The bones of the ankle joint are the parallel tibia and fibula bones of the shin and the talus bone of the hindfoot, which sits atop the calcaneus or heel bone. These bones are connected to one another by several ligaments, including the large deltoid ligament linking the medial malleolus of the tibia along the inside of the ankle to the talus below, and the anterior and posterior talofibular ligaments joining the lateral malleolus of the fibula to the talus along the outside of the ankle. When excessive forces are placed upon the joint, as in an athlete colliding with another athlete in such a way that the ankle abruptly rolls in one direction, damage to one or more of these ligaments and/or the bones to which they attach may occur.
In the case of a bimalleolar fracture, the blow comes from the outside of the ankle, making contact with the lateral malleolus in a horizontal direction. This causes the foot to evert and externally rotate so powerfully that the deltoid ligament along the inside of the ankle is overstretched to the point of tearing the medial malleolus to which it attaches away from the body of the tibia. Simply rolling the ankle is not typically a forceful enough injury to damage the bone. Normally, the ligament itself is sprained or torn, although the majority of the time it affects the talofibular ligaments on the outside of the ankle rather than the tough deltoid ligament.

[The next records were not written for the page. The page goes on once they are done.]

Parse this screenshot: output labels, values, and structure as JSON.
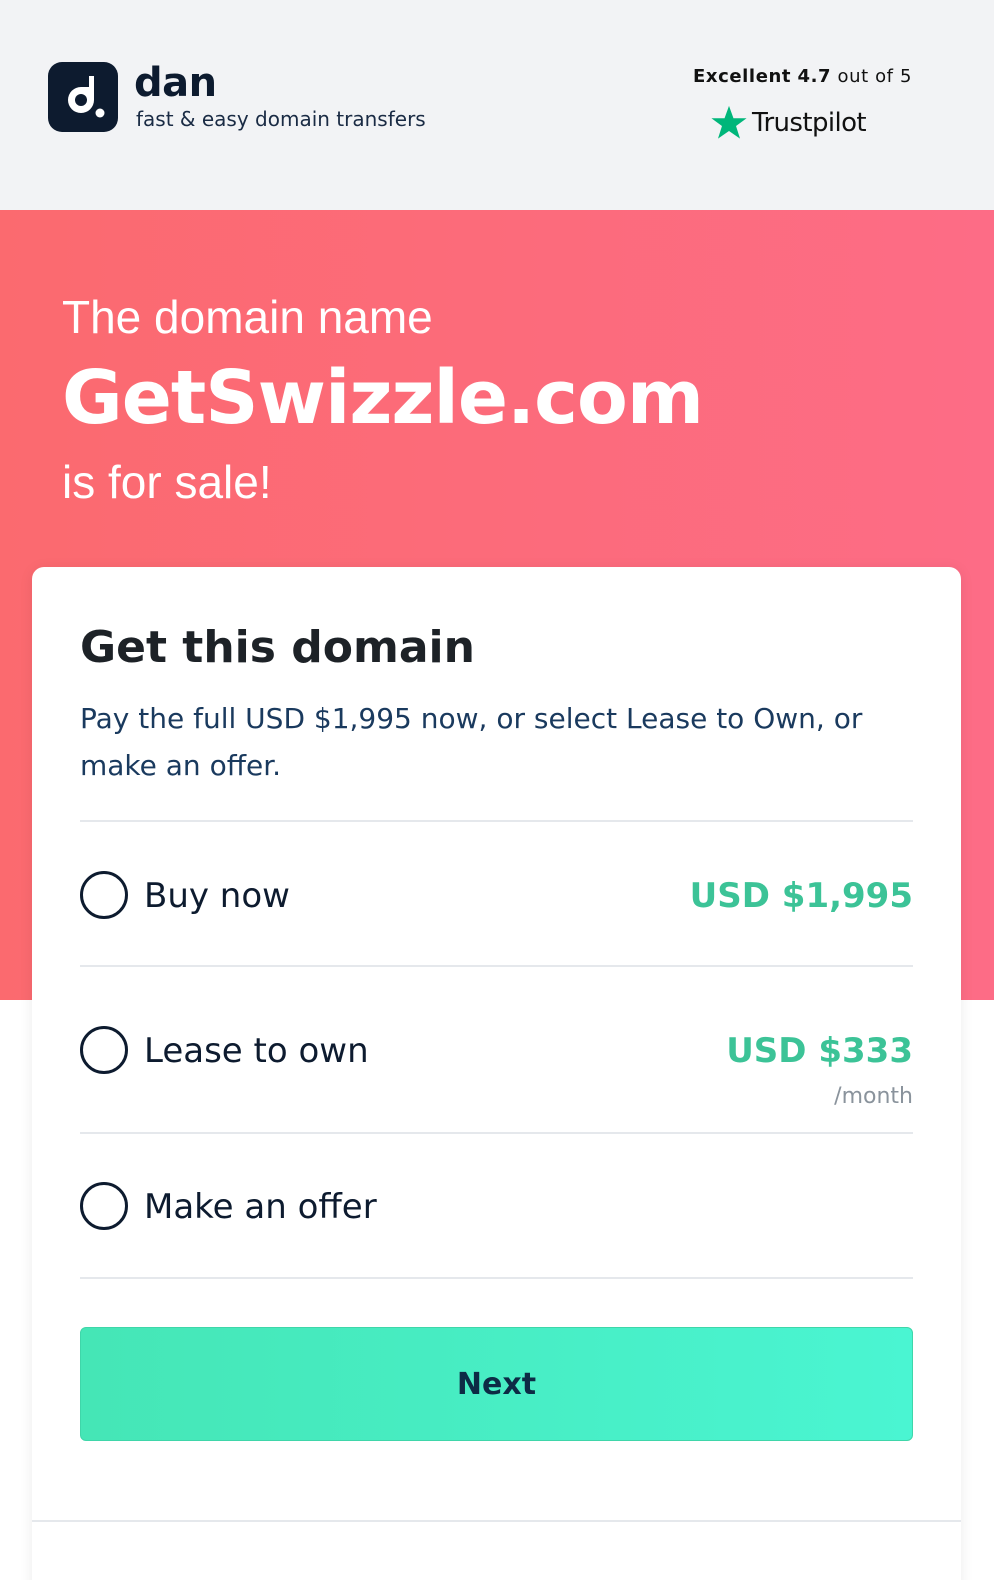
{
  "header": {
    "brand_name": "dan",
    "tagline": "fast & easy domain transfers",
    "rating_prefix": "Excellent",
    "rating_value": "4.7",
    "rating_suffix": "out of 5",
    "trustpilot_label": "Trustpilot"
  },
  "hero": {
    "line1": "The domain name",
    "domain": "GetSwizzle.com",
    "line3": "is for sale!"
  },
  "card": {
    "title": "Get this domain",
    "description": "Pay the full USD $1,995 now, or select Lease to Own, or make an offer.",
    "options": [
      {
        "label": "Buy now",
        "price": "USD $1,995",
        "sub": ""
      },
      {
        "label": "Lease to own",
        "price": "USD $333",
        "sub": "/month"
      },
      {
        "label": "Make an offer",
        "price": "",
        "sub": ""
      }
    ],
    "next_label": "Next"
  },
  "colors": {
    "brand_dark": "#0d1b2f",
    "hero_coral": "#fb6a6f",
    "hero_pink": "#fd6c86",
    "price_green": "#3cc397",
    "button_mint": "#45e6b6",
    "trustpilot_green": "#00b67a"
  },
  "icons": {
    "logo": "dan-logo-icon",
    "trustpilot_star": "trustpilot-star-icon",
    "radio": "radio-circle-icon"
  }
}
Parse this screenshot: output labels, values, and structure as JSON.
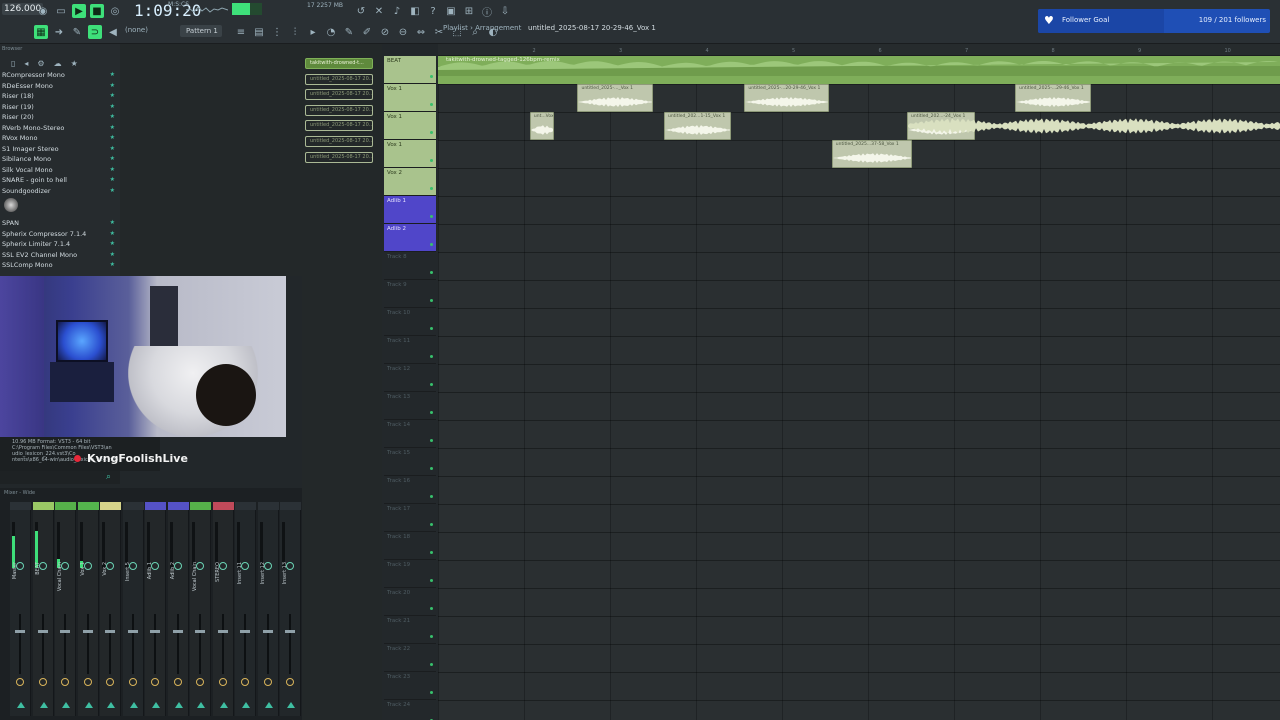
{
  "toolbar": {
    "bpm": "126.000",
    "song_time": "1:09:20",
    "time_unit": "M:S:CS",
    "memory": "17   2257 MB",
    "snap": "(none)",
    "pattern": "Pattern 1"
  },
  "playlist": {
    "label": "Playlist",
    "section": "Arrangement",
    "title": "untitled_2025-08-17 20-29-46_Vox 1",
    "ruler": [
      "2",
      "3",
      "4",
      "5",
      "6",
      "7",
      "8",
      "9",
      "10",
      "11"
    ]
  },
  "follower_goal": {
    "label": "Follower Goal",
    "count": "109 / 201 followers",
    "progress": 0.542,
    "color": "#1f4fb5"
  },
  "browser": {
    "header": "Browser",
    "plugins": [
      "RCompressor Mono",
      "RDeEsser Mono",
      "Riser (18)",
      "Riser (19)",
      "Riser (20)",
      "RVerb Mono-Stereo",
      "RVox Mono",
      "S1 Imager Stereo",
      "Sibilance Mono",
      "Silk Vocal Mono",
      "SNARE - goin to hell",
      "Soundgoodizer"
    ],
    "plugins2": [
      "SPAN",
      "Spherix Compressor 7.1.4",
      "Spherix Limiter 7.1.4",
      "SSL EV2 Channel Mono",
      "SSLComp Mono"
    ],
    "info": [
      "10.96 MB    Format: VST3 - 64 bit",
      "C:\\Program Files\\Common Files\\VST3\\an",
      "udio_lexicon_224.vst3\\Co",
      "ntents\\x86_64-win\\audio_lexicon_224.vst3"
    ]
  },
  "stream": {
    "name": "KvngFoolishLive"
  },
  "picker": {
    "items": [
      "takitwith-drowned-t...",
      "untitled_2025-08-17 20...",
      "untitled_2025-08-17 20...",
      "untitled_2025-08-17 20...",
      "untitled_2025-08-17 20...",
      "untitled_2025-08-17 20...",
      "untitled_2025-08-17 20..."
    ]
  },
  "tracks": [
    {
      "name": "BEAT",
      "style": "green"
    },
    {
      "name": "Vox 1",
      "style": "green"
    },
    {
      "name": "Vox 1",
      "style": "green"
    },
    {
      "name": "Vox 1",
      "style": "green"
    },
    {
      "name": "Vox 2",
      "style": "green"
    },
    {
      "name": "Adlib 1",
      "style": "purple"
    },
    {
      "name": "Adlib 2",
      "style": "purple"
    },
    {
      "name": "Track 8",
      "style": "empty"
    },
    {
      "name": "Track 9",
      "style": "empty"
    },
    {
      "name": "Track 10",
      "style": "empty"
    },
    {
      "name": "Track 11",
      "style": "empty"
    },
    {
      "name": "Track 12",
      "style": "empty"
    },
    {
      "name": "Track 13",
      "style": "empty"
    },
    {
      "name": "Track 14",
      "style": "empty"
    },
    {
      "name": "Track 15",
      "style": "empty"
    },
    {
      "name": "Track 16",
      "style": "empty"
    },
    {
      "name": "Track 17",
      "style": "empty"
    },
    {
      "name": "Track 18",
      "style": "empty"
    },
    {
      "name": "Track 19",
      "style": "empty"
    },
    {
      "name": "Track 20",
      "style": "empty"
    },
    {
      "name": "Track 21",
      "style": "empty"
    },
    {
      "name": "Track 22",
      "style": "empty"
    },
    {
      "name": "Track 23",
      "style": "empty"
    },
    {
      "name": "Track 24",
      "style": "empty"
    }
  ],
  "beat_clip": "takitwith-drowned-tagged-126bpm-remix",
  "clips": [
    {
      "title": "untitled_2025-..._Vox 1",
      "bar": 1.52,
      "len": 0.87,
      "row": 1
    },
    {
      "title": "untitled_2025-...20-29-46_Vox 1",
      "bar": 3.45,
      "len": 0.98,
      "row": 1
    },
    {
      "title": "untitled_2025-...29-46_Vox 1",
      "bar": 6.58,
      "len": 0.88,
      "row": 1
    },
    {
      "title": "unt...Vox 1",
      "bar": 0.97,
      "len": 0.28,
      "row": 2
    },
    {
      "title": "untitled_202...1-15_Vox 1",
      "bar": 2.52,
      "len": 0.77,
      "row": 2
    },
    {
      "title": "untitled_202...-24_Vox 1",
      "bar": 5.33,
      "len": 0.78,
      "row": 2
    },
    {
      "title": "untitled_2025...37-58_Vox 1",
      "bar": 4.46,
      "len": 0.93,
      "row": 3
    }
  ],
  "mixer": {
    "header": "Mixer - Wide",
    "strips": [
      {
        "name": "Master",
        "color": "#2b3136",
        "level": 0.7
      },
      {
        "name": "BEAT",
        "color": "#9ac865",
        "level": 0.8
      },
      {
        "name": "Vocal Chain",
        "color": "#56b04a",
        "level": 0.2
      },
      {
        "name": "Vox 1",
        "color": "#54b44d",
        "level": 0.15
      },
      {
        "name": "Vox 2",
        "color": "#d6d48a",
        "level": 0
      },
      {
        "name": "Insert 5",
        "color": "#2b3136",
        "level": 0
      },
      {
        "name": "Adlib 1",
        "color": "#5552c6",
        "level": 0
      },
      {
        "name": "Adlib 2",
        "color": "#5552c6",
        "level": 0
      },
      {
        "name": "Vocal Chain",
        "color": "#56b04a",
        "level": 0
      },
      {
        "name": "STEREO",
        "color": "#c04a5a",
        "level": 0
      },
      {
        "name": "Insert 11",
        "color": "#2b3136",
        "level": 0
      },
      {
        "name": "Insert 12",
        "color": "#2b3136",
        "level": 0
      },
      {
        "name": "Insert 13",
        "color": "#2b3136",
        "level": 0
      }
    ]
  },
  "icons": [
    "record-icon",
    "play-icon",
    "stop-icon",
    "pattern-icon",
    "song-icon",
    "metronome-icon",
    "undo-icon",
    "save-icon",
    "help-icon",
    "plugin-icon",
    "browser-icon",
    "star-icon",
    "search-icon",
    "magnet-icon",
    "pencil-icon",
    "brush-icon",
    "delete-icon",
    "mute-icon",
    "slice-icon",
    "select-icon",
    "zoom-icon",
    "speaker-icon"
  ]
}
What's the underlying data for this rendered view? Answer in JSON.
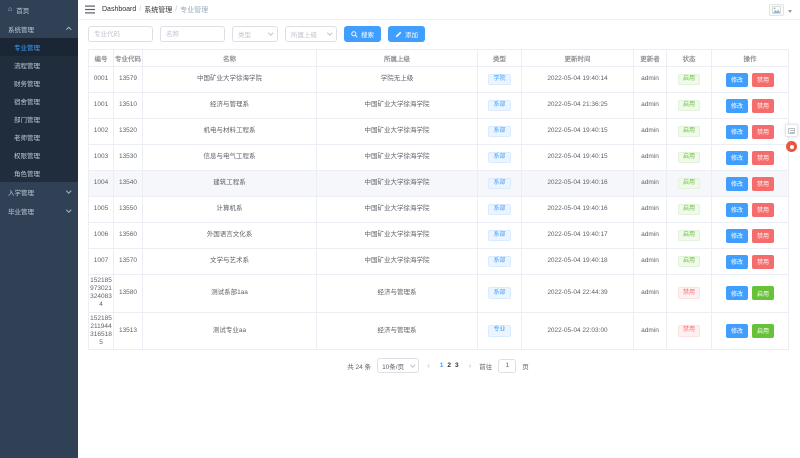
{
  "colors": {
    "primary": "#409eff",
    "sidebar_bg": "#304156",
    "submenu_bg": "#1f2d3d",
    "sidebar_text": "#bfcbd9",
    "tag_blue": "#409eff",
    "tag_green": "#67c23a",
    "tag_red": "#f56c6c",
    "float_badge_color": "#e8573f"
  },
  "sidebar": {
    "items": [
      {
        "label": "首页",
        "level": "top",
        "icon": "home-icon",
        "chevron": null,
        "active": false
      },
      {
        "label": "系统管理",
        "level": "top",
        "icon": null,
        "chevron": "up",
        "active": false
      },
      {
        "label": "专业管理",
        "level": "sub",
        "icon": null,
        "chevron": null,
        "active": true
      },
      {
        "label": "流程管理",
        "level": "sub",
        "icon": null,
        "chevron": null,
        "active": false
      },
      {
        "label": "财务管理",
        "level": "sub",
        "icon": null,
        "chevron": null,
        "active": false
      },
      {
        "label": "宿舍管理",
        "level": "sub",
        "icon": null,
        "chevron": null,
        "active": false
      },
      {
        "label": "部门管理",
        "level": "sub",
        "icon": null,
        "chevron": null,
        "active": false
      },
      {
        "label": "老师管理",
        "level": "sub",
        "icon": null,
        "chevron": null,
        "active": false
      },
      {
        "label": "权限管理",
        "level": "sub",
        "icon": null,
        "chevron": null,
        "active": false
      },
      {
        "label": "角色管理",
        "level": "sub",
        "icon": null,
        "chevron": null,
        "active": false
      },
      {
        "label": "入学管理",
        "level": "top",
        "icon": null,
        "chevron": "down",
        "active": false
      },
      {
        "label": "毕业管理",
        "level": "top",
        "icon": null,
        "chevron": "down",
        "active": false
      }
    ]
  },
  "topbar": {
    "breadcrumb": {
      "items": [
        "Dashboard",
        "系统管理",
        "专业管理"
      ],
      "separator": "/"
    }
  },
  "filters": {
    "code_placeholder": "专业代码",
    "name_placeholder": "名称",
    "type_placeholder": "类型",
    "parent_placeholder": "所属上级",
    "search_label": "搜索",
    "add_label": "添加"
  },
  "table": {
    "columns": [
      "编号",
      "专业代码",
      "名称",
      "所属上级",
      "类型",
      "更新时间",
      "更新者",
      "状态",
      "操作"
    ],
    "rows": [
      {
        "id": "0001",
        "code": "13579",
        "name": "中国矿业大学徐海学院",
        "parent": "学院无上级",
        "type": "学院",
        "time": "2022-05-04 19:40:14",
        "updater": "admin",
        "status": "启用",
        "status_kind": "green",
        "highlight": false,
        "tall": false,
        "actions": [
          {
            "label": "修改",
            "kind": "primary"
          },
          {
            "label": "禁用",
            "kind": "danger"
          }
        ]
      },
      {
        "id": "1001",
        "code": "13510",
        "name": "经济与管理系",
        "parent": "中国矿业大学徐海学院",
        "type": "系部",
        "time": "2022-05-04 21:36:25",
        "updater": "admin",
        "status": "启用",
        "status_kind": "green",
        "highlight": false,
        "tall": false,
        "actions": [
          {
            "label": "修改",
            "kind": "primary"
          },
          {
            "label": "禁用",
            "kind": "danger"
          }
        ]
      },
      {
        "id": "1002",
        "code": "13520",
        "name": "机电与材料工程系",
        "parent": "中国矿业大学徐海学院",
        "type": "系部",
        "time": "2022-05-04 19:40:15",
        "updater": "admin",
        "status": "启用",
        "status_kind": "green",
        "highlight": false,
        "tall": false,
        "actions": [
          {
            "label": "修改",
            "kind": "primary"
          },
          {
            "label": "禁用",
            "kind": "danger"
          }
        ]
      },
      {
        "id": "1003",
        "code": "13530",
        "name": "信息与电气工程系",
        "parent": "中国矿业大学徐海学院",
        "type": "系部",
        "time": "2022-05-04 19:40:15",
        "updater": "admin",
        "status": "启用",
        "status_kind": "green",
        "highlight": false,
        "tall": false,
        "actions": [
          {
            "label": "修改",
            "kind": "primary"
          },
          {
            "label": "禁用",
            "kind": "danger"
          }
        ]
      },
      {
        "id": "1004",
        "code": "13540",
        "name": "建筑工程系",
        "parent": "中国矿业大学徐海学院",
        "type": "系部",
        "time": "2022-05-04 19:40:16",
        "updater": "admin",
        "status": "启用",
        "status_kind": "green",
        "highlight": true,
        "tall": false,
        "actions": [
          {
            "label": "修改",
            "kind": "primary"
          },
          {
            "label": "禁用",
            "kind": "danger"
          }
        ]
      },
      {
        "id": "1005",
        "code": "13550",
        "name": "计算机系",
        "parent": "中国矿业大学徐海学院",
        "type": "系部",
        "time": "2022-05-04 19:40:16",
        "updater": "admin",
        "status": "启用",
        "status_kind": "green",
        "highlight": false,
        "tall": false,
        "actions": [
          {
            "label": "修改",
            "kind": "primary"
          },
          {
            "label": "禁用",
            "kind": "danger"
          }
        ]
      },
      {
        "id": "1006",
        "code": "13560",
        "name": "外国语言文化系",
        "parent": "中国矿业大学徐海学院",
        "type": "系部",
        "time": "2022-05-04 19:40:17",
        "updater": "admin",
        "status": "启用",
        "status_kind": "green",
        "highlight": false,
        "tall": false,
        "actions": [
          {
            "label": "修改",
            "kind": "primary"
          },
          {
            "label": "禁用",
            "kind": "danger"
          }
        ]
      },
      {
        "id": "1007",
        "code": "13570",
        "name": "文学与艺术系",
        "parent": "中国矿业大学徐海学院",
        "type": "系部",
        "time": "2022-05-04 19:40:18",
        "updater": "admin",
        "status": "启用",
        "status_kind": "green",
        "highlight": false,
        "tall": false,
        "actions": [
          {
            "label": "修改",
            "kind": "primary"
          },
          {
            "label": "禁用",
            "kind": "danger"
          }
        ]
      },
      {
        "id": "1521859730213240834",
        "code": "13580",
        "name": "测试系部1aa",
        "parent": "经济与管理系",
        "type": "系部",
        "time": "2022-05-04 22:44:39",
        "updater": "admin",
        "status": "禁用",
        "status_kind": "red",
        "highlight": false,
        "tall": true,
        "actions": [
          {
            "label": "修改",
            "kind": "primary"
          },
          {
            "label": "启用",
            "kind": "success"
          }
        ]
      },
      {
        "id": "1521852119443165185",
        "code": "13513",
        "name": "测试专业aa",
        "parent": "经济与管理系",
        "type": "专业",
        "time": "2022-05-04 22:03:00",
        "updater": "admin",
        "status": "禁用",
        "status_kind": "red",
        "highlight": false,
        "tall": true,
        "actions": [
          {
            "label": "修改",
            "kind": "primary"
          },
          {
            "label": "启用",
            "kind": "success"
          }
        ]
      }
    ]
  },
  "pagination": {
    "total": "共 24 条",
    "page_size": "10条/页",
    "prev": "‹",
    "next": "›",
    "pages": [
      "1",
      "2",
      "3"
    ],
    "active_page": "1",
    "goto_label": "前往",
    "goto_value": "1",
    "goto_unit": "页"
  }
}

As the deltoid ligament yanks downward on the medial malleolus, the talus bone below — to which the ligament’s other end attaches — abruptly shifts laterally. This action by the talus either causes the lateral malleolus to tear away as the talus makes contact with the distal or bottom end of the fibula or causes the fibula bone to snap at the bottom of its shaft. Either way the injury may be referred to as a bimalleolar fracture, even if both malleoli are not affected. To repair a bimalleolar fracture, surgeons will realign the bones and reattach any broken pieces using surgical screws or other implants.